When it was his turn, he said, “Miss Brister, I’ve heard this rumor about you.” I thought he was going to say, “I’ve heard your tests are impossible,” or something like that. Instead, he said, “Is it true that the reason you always wear long sleeves to class is because you have so many tattoos?” Well, I do not have even one tattoo and have never been inclined to get one. So, I just burst out laughing. I imagine some of this young man’s buddies put him up to asking me that question. As it turned out, this very bright young man graduated with a 4.0 GPA and I had him as a student in macroeconomics, microeconomics, and money and banking. We became good friends over his years at ACU.
Many of my endearing classroom experiences were from my international students. For example, I had this clear plastic bag with samples of international currencies and coins from all over the world. Whenever I started the unit on money and banking, I would pass this bag around the classroom so the students could see what other countries’ currencies and coins looked like. Many other countries have beautiful currencies that are colorful and exquisite with intricate designs. My international students would look through the samples I had collected to see if their countries were represented. If they did not see their country’s currency, they would bring some samples to add to my collection. I was touched by their pride for their countries and their joy in helping me to complete my collection of international currencies.
Who were the people that inspired you?
There are so many people who have inspired me. I cannot list them by name because I would be sure to leave out someone very dear to me. So, I will just describe them in groups:
- My colleagues in COBA. They are such genuinely good, talented and wonderful individuals.
- My former student assistants (teaching assistants). They saved me so many times. They were competent, diligent, loyal and honest; and they knew more about the computer and how to use it for grading, etc., than I did.

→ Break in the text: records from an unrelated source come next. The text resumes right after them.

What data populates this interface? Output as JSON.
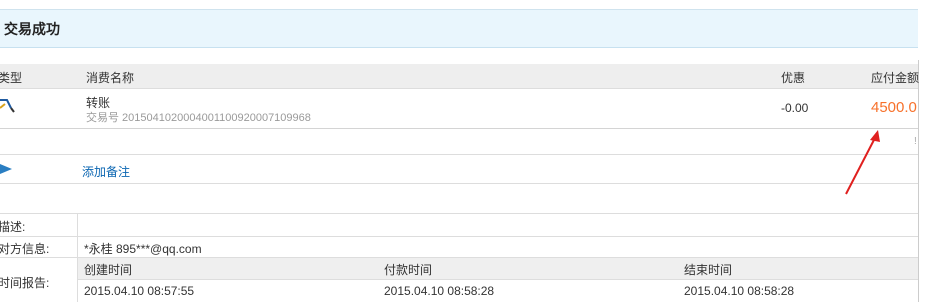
{
  "banner": {
    "title": "交易成功"
  },
  "table_header": {
    "type": "类型",
    "name": "消费名称",
    "discount": "优惠",
    "amount": "应付金额"
  },
  "item": {
    "icon": "transfer-icon",
    "name": "转账",
    "trade_no": "交易号 2015041020004001100920007109968",
    "discount": "-0.00",
    "amount": "4500.0"
  },
  "misc": {
    "tiny_mark": "!"
  },
  "note": {
    "icon": "note-icon",
    "add_label": "添加备注"
  },
  "details": {
    "desc_label": "描述:",
    "counterparty_label": "对方信息:",
    "counterparty_value": "*永桂 895***@qq.com",
    "time_label": "时间报告:"
  },
  "times": {
    "headers": [
      "创建时间",
      "付款时间",
      "结束时间"
    ],
    "values": [
      "2015.04.10 08:57:55",
      "2015.04.10 08:58:28",
      "2015.04.10 08:58:28"
    ]
  },
  "colors": {
    "amount": "#f7712b",
    "link": "#0b66b2",
    "banner_bg": "#e9f6fd",
    "arrow": "#e0201f"
  }
}
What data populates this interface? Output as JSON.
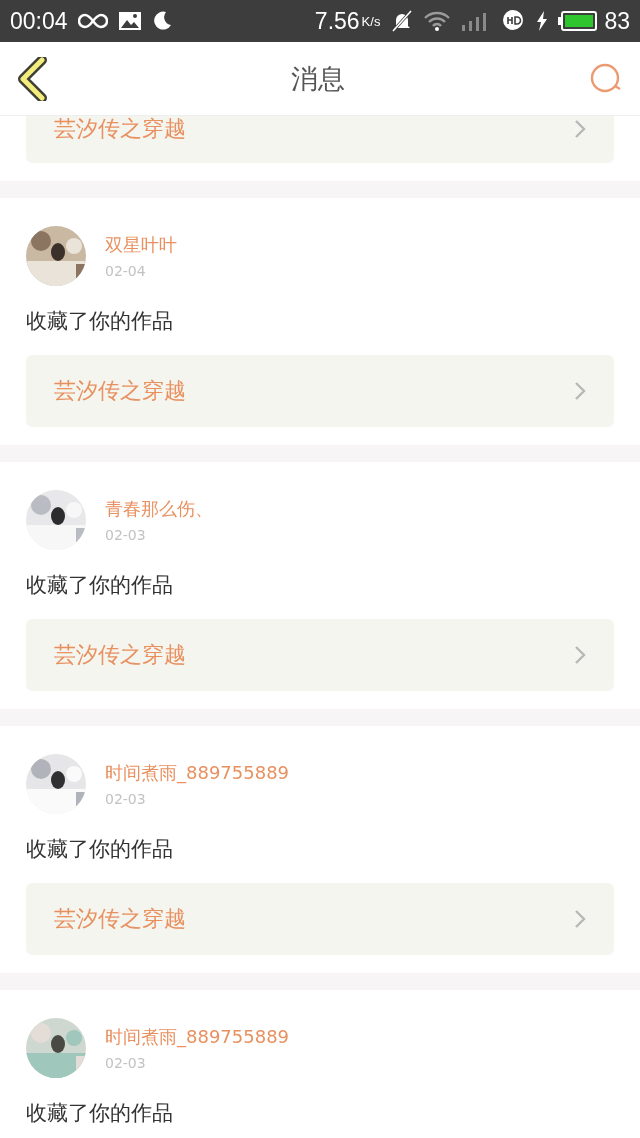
{
  "status_bar": {
    "time": "00:04",
    "speed": "7.56",
    "speed_unit": "K/s",
    "battery": "83"
  },
  "header": {
    "title": "消息"
  },
  "messages": [
    {
      "kind": "partial",
      "book": "芸汐传之穿越"
    },
    {
      "kind": "full",
      "user": "双星叶叶",
      "date": "02-04",
      "action": "收藏了你的作品",
      "book": "芸汐传之穿越"
    },
    {
      "kind": "full",
      "user": "青春那么伤、",
      "date": "02-03",
      "action": "收藏了你的作品",
      "book": "芸汐传之穿越"
    },
    {
      "kind": "full",
      "user": "时间煮雨_889755889",
      "date": "02-03",
      "action": "收藏了你的作品",
      "book": "芸汐传之穿越"
    },
    {
      "kind": "full",
      "user": "时间煮雨_889755889",
      "date": "02-03",
      "action": "收藏了你的作品"
    }
  ]
}
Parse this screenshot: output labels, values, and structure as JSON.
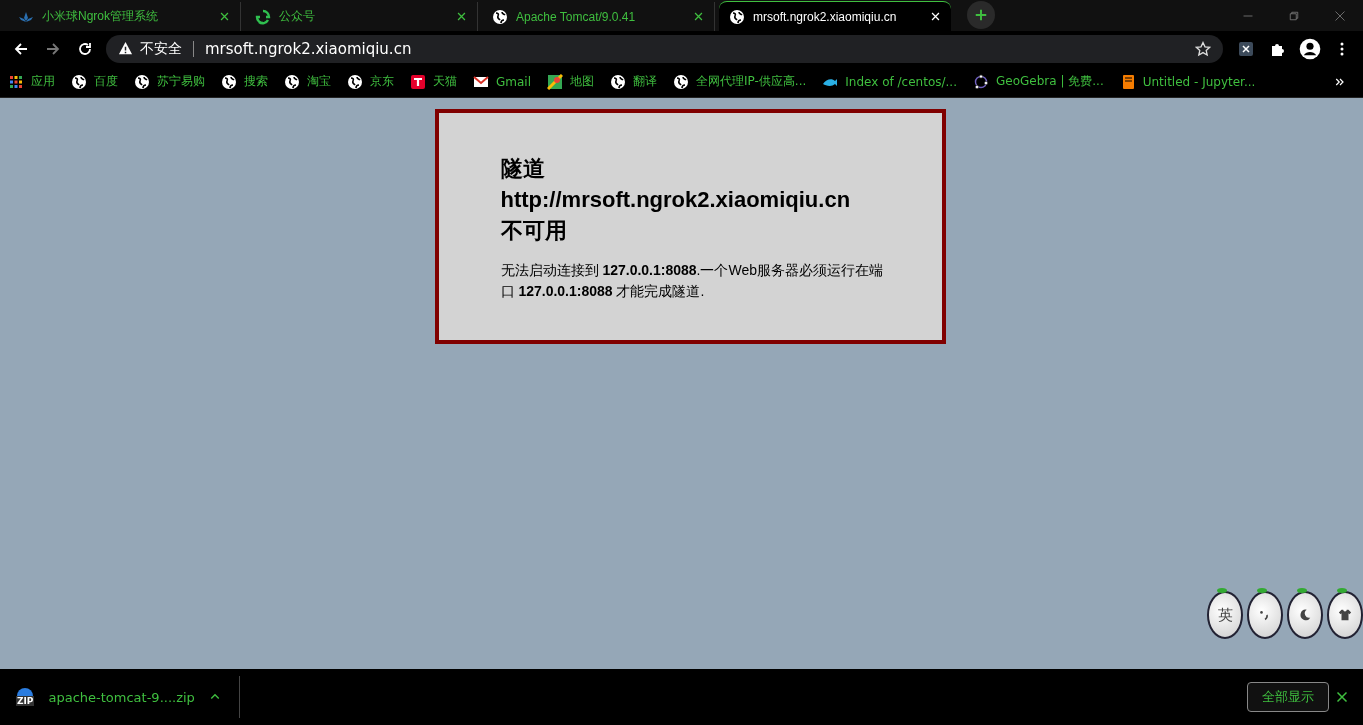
{
  "tabs": [
    {
      "title": "小米球Ngrok管理系统",
      "kind": "lotus",
      "selected": false
    },
    {
      "title": "公众号",
      "kind": "recycle",
      "selected": false
    },
    {
      "title": "Apache Tomcat/9.0.41",
      "kind": "globe",
      "selected": false
    },
    {
      "title": "mrsoft.ngrok2.xiaomiqiu.cn",
      "kind": "globe",
      "selected": true
    }
  ],
  "toolbar": {
    "security_label": "不安全",
    "url": "mrsoft.ngrok2.xiaomiqiu.cn"
  },
  "bookmarks": [
    {
      "label": "应用",
      "kind": "apps"
    },
    {
      "label": "百度",
      "kind": "globe"
    },
    {
      "label": "苏宁易购",
      "kind": "globe"
    },
    {
      "label": "搜索",
      "kind": "globe"
    },
    {
      "label": "淘宝",
      "kind": "globe"
    },
    {
      "label": "京东",
      "kind": "globe"
    },
    {
      "label": "天猫",
      "kind": "tmall"
    },
    {
      "label": "Gmail",
      "kind": "mail"
    },
    {
      "label": "地图",
      "kind": "map"
    },
    {
      "label": "翻译",
      "kind": "globe"
    },
    {
      "label": "全网代理IP-供应高...",
      "kind": "globe"
    },
    {
      "label": "Index of /centos/...",
      "kind": "fish"
    },
    {
      "label": "GeoGebra | 免费...",
      "kind": "ring"
    },
    {
      "label": "Untitled - Jupyter...",
      "kind": "book"
    }
  ],
  "error": {
    "title_lines": [
      "隧道",
      "http://mrsoft.ngrok2.xiaomiqiu.cn",
      "不可用"
    ],
    "message": "无法启动连接到 **127.0.0.1:8088**.一个Web服务器必须运行在端口 **127.0.0.1:8088** 才能完成隧道."
  },
  "ime_toolbar": {
    "mode_key": "英"
  },
  "download_bar": {
    "file_type": "ZIP",
    "file_name": "apache-tomcat-9....zip",
    "show_all": "全部显示"
  }
}
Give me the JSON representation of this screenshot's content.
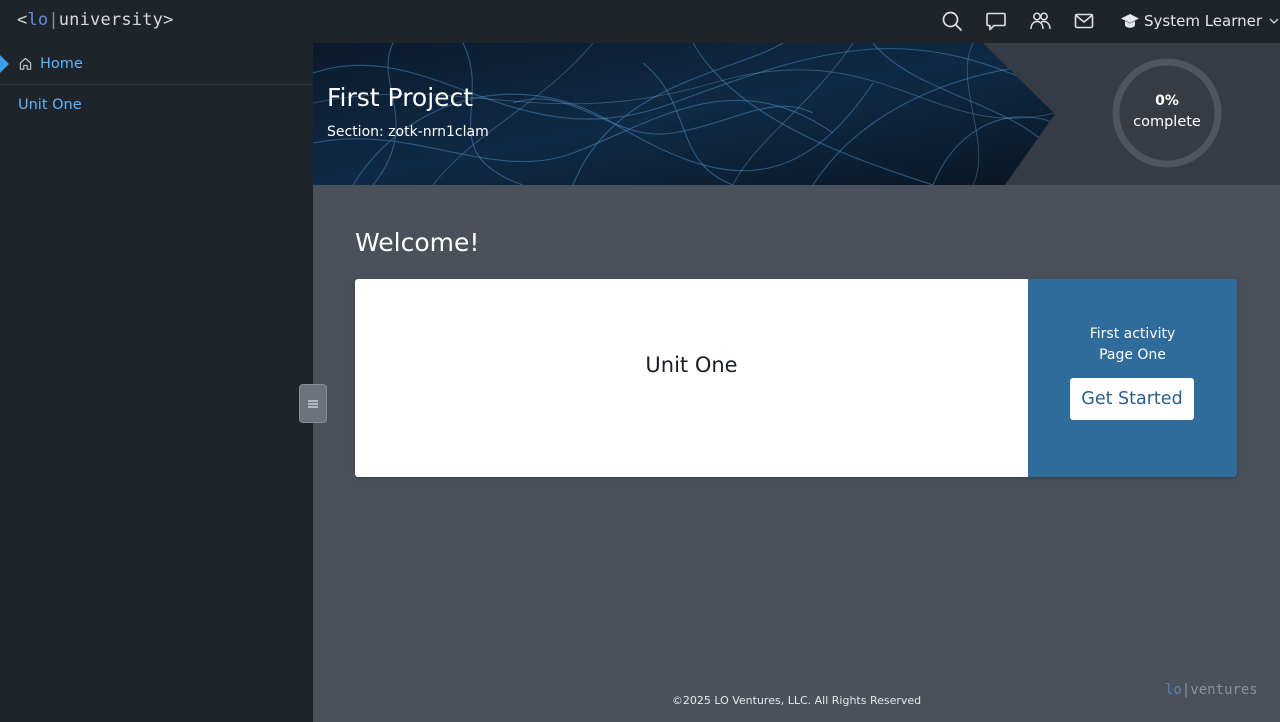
{
  "header": {
    "logo": {
      "lt": "<",
      "lo": "lo",
      "sep": "|",
      "name": "university",
      "gt": ">"
    },
    "icons": [
      "search-icon",
      "chat-icon",
      "people-icon",
      "mail-icon"
    ],
    "user": {
      "icon": "graduation-cap-icon",
      "name": "System Learner"
    }
  },
  "sidebar": {
    "items": [
      {
        "label": "Home",
        "icon": "home-icon",
        "active": true
      },
      {
        "label": "Unit One"
      }
    ],
    "toggle_icon": "hamburger-icon"
  },
  "banner": {
    "title": "First Project",
    "section": "Section: zotk-nrn1clam",
    "progress": {
      "value": 0,
      "percent_text": "0%",
      "label": "complete"
    }
  },
  "main": {
    "heading": "Welcome!",
    "unit_card": {
      "title": "Unit One",
      "activity_line1": "First activity",
      "activity_line2": "Page One",
      "button": "Get Started"
    }
  },
  "footer": {
    "copyright": "©2025 LO Ventures, LLC. All Rights Reserved",
    "brand": {
      "lo": "lo",
      "sep": "|",
      "name": "ventures"
    }
  },
  "colors": {
    "topbar": "#1f242b",
    "sidebar": "#1f242b",
    "content_bg": "#4a515a",
    "link": "#5cb6ff",
    "card_accent": "#2f6b9b"
  }
}
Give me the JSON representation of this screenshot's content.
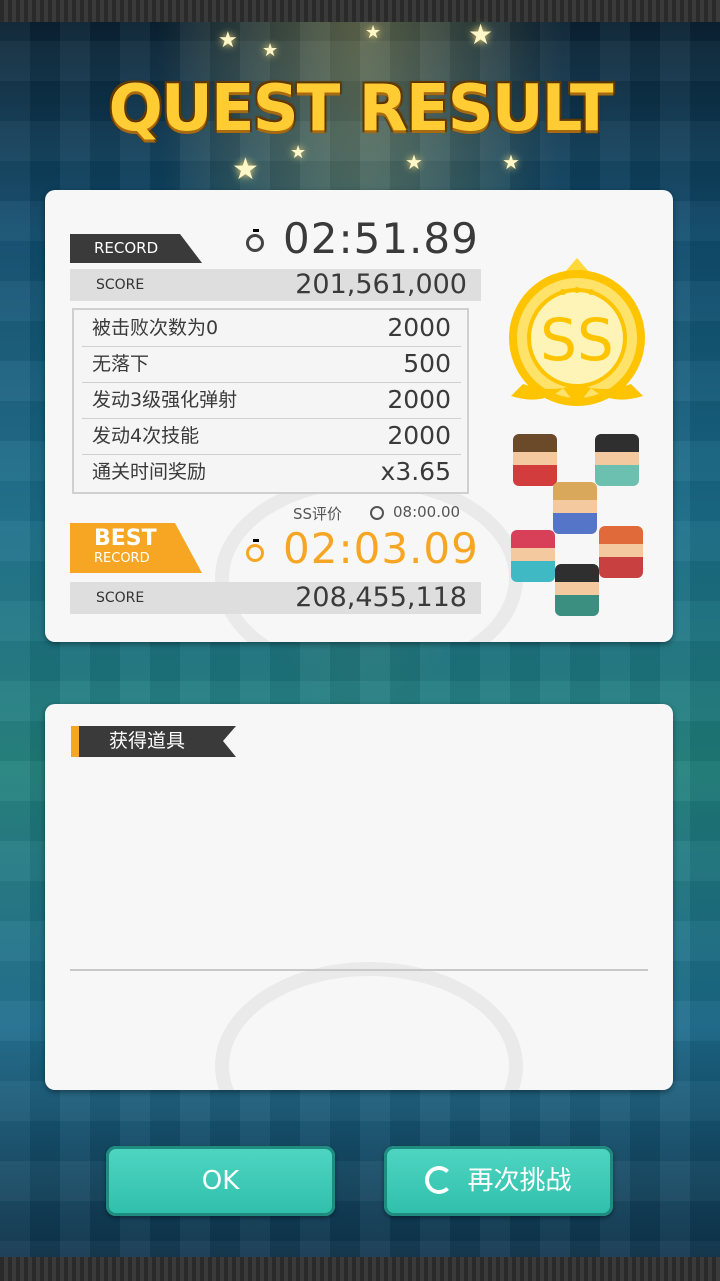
{
  "title": "QUEST RESULT",
  "record": {
    "tag": "RECORD",
    "time": "02:51.89",
    "score_label": "SCORE",
    "score": "201,561,000"
  },
  "bonuses": [
    {
      "label": "被击败次数为0",
      "value": "2000"
    },
    {
      "label": "无落下",
      "value": "500"
    },
    {
      "label": "发动3级强化弹射",
      "value": "2000"
    },
    {
      "label": "发动4次技能",
      "value": "2000"
    },
    {
      "label": "通关时间奖励",
      "value": "x3.65"
    }
  ],
  "ss_note": {
    "label": "SS评价",
    "time": "08:00.00"
  },
  "best": {
    "tag_big": "BEST",
    "tag_small": "RECORD",
    "time": "02:03.09",
    "score_label": "SCORE",
    "score": "208,455,118"
  },
  "rank": "SS",
  "items_section": {
    "label": "获得道具"
  },
  "buttons": {
    "ok": "OK",
    "retry": "再次挑战"
  },
  "colors": {
    "accent_orange": "#f6a623",
    "button_teal": "#35c4b0",
    "title_gold": "#ffcc33",
    "rank_gold": "#ffd83a"
  },
  "icons": [
    "stopwatch-icon",
    "retry-icon",
    "rank-ss-badge",
    "character-sprite"
  ]
}
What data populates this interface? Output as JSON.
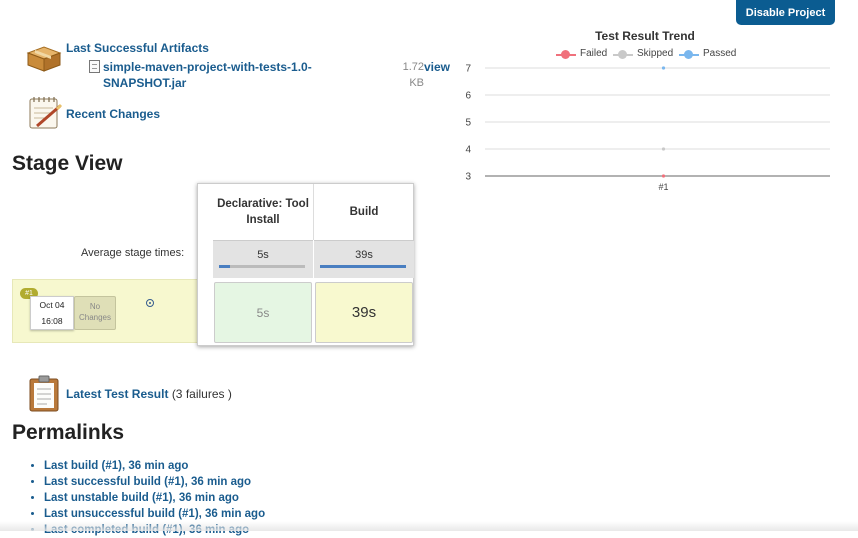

- All the former and current deans of COBA. They had the vision and the leadership skills to lead the college into the future. All COBA owes a great debt of gratitude to these outstanding men.
- The staff of COBA. They are the people who made the college work properly each day. They were the internal combustion engine for COBA. Working behind the scenes, they guided students, helped the faculty with all their needs and set the standard for excellence throughout the college.
- The wonderful people who donated to COBA. Their unselfish gifts helped the college with special programs for students, research and travel for the faculty, and current technology for classrooms and faculty offices.
What did you find most helpful in connecting with and inspiring others?
I have found that a big smile goes a long way in this old world. Put humility together with a big smile and things tend to work out for the best.
What did you hope each of your students would learn from you?
I hoped every day that my students would see a spark of Christianity in the things I said and the way I treated my students. My discipline was economics and with respect to my teaching in that area, my goal was for students to have a strong idea of how to make the economy work for everyone and especially for the poor and disadvantaged.
If you could name what your legacy would be, what would you hope others would say about you?
I would hope that others would say that I was a Christian teacher, a helpful colleague and a happy, loyal Wildcat! In addition, I would be so pleased if others said that I was a good friend, someone without deceit or pretention.
COBA is honoring Jozell Brister by naming the second-floor classroom wing after her, a place where she spent so much time and invested so heavily into her students and colleagues. If you’d like to honor Jozell by donating to this campaign, please email firstname.lastname@example.org.